The inevitable result of all these factors is that it all ends in tears, with savage cuts in public spending.
Economic history 101 shows that the most prosperous economies are the ones which have chosen freedom and free markets over statism. Free markets have been the greatest wealth creator and driving force for prosperity in history. In stark contrast, socialism has failed everywhere it has been tried.
Before you quote the Nordics back at me remember that those economies also encourage freedom and competition in public services.
Corbyn blames this “failed” doctrine of neoliberalism” and free markets, when he knows full well that if you look at tax and spend and regulation – a total state intervention index – the state accounts for more than half of the economy. Failed neoliberalism is a straw man.
Moreover, when he proposes policies such as rent controls, he conveniently ignores the fact that the problems in the UK housing market are attributable to government intervention and planning. The idea that the UK housing market is a free market is a joke.
Sure, there will always be market failures, but that should be the determinant of whether or not there is state intervention. Ideological hatred of free markets is a lousy way to make policy.
Corbyn wants to extend public services democracy away from Whitehall. True democracy would be the devolution of spending power to every citizen. Be it vouchers in education or payment passports in health, free at the point of use is still possible, but we need a revolution in choice to deliver those public services.

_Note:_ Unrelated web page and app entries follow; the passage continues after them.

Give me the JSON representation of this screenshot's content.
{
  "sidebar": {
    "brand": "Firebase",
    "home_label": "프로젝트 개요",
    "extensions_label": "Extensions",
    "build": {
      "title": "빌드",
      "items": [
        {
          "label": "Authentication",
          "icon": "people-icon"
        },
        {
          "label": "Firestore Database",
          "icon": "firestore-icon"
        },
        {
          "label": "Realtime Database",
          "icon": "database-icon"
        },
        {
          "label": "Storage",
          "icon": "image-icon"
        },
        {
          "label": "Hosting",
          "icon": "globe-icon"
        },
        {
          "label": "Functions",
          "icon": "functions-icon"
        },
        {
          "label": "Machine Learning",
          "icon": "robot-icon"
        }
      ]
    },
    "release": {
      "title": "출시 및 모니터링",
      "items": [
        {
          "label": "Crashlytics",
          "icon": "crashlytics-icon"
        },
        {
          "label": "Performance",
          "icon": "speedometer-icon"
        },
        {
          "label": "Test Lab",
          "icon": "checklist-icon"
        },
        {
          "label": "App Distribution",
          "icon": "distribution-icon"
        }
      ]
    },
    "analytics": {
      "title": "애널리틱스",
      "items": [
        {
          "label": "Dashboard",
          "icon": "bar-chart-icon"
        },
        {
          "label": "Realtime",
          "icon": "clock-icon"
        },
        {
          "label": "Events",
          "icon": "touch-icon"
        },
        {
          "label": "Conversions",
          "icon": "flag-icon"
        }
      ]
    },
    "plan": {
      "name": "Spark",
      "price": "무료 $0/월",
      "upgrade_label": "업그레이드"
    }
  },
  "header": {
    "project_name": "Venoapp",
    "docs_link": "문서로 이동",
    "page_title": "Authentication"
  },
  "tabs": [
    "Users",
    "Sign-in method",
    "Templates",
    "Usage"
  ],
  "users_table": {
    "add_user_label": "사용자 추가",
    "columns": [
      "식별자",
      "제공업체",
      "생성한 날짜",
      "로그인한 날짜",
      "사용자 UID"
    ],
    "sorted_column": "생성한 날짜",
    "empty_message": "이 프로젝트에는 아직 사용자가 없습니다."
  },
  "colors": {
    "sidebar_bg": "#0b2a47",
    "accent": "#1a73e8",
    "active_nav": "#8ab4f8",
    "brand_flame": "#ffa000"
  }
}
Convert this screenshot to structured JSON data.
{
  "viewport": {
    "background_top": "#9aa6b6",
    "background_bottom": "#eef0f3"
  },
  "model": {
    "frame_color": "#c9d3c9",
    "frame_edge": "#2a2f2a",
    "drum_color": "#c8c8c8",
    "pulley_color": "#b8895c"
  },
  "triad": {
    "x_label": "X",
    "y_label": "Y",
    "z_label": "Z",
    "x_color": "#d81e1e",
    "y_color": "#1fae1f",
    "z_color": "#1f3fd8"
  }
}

If somebody tells you they want to take an active role in restructuring the economy, with a new model of economic management that includes a dynamic role for the public sector, ask them where on earth has that ever worked in the history of the world?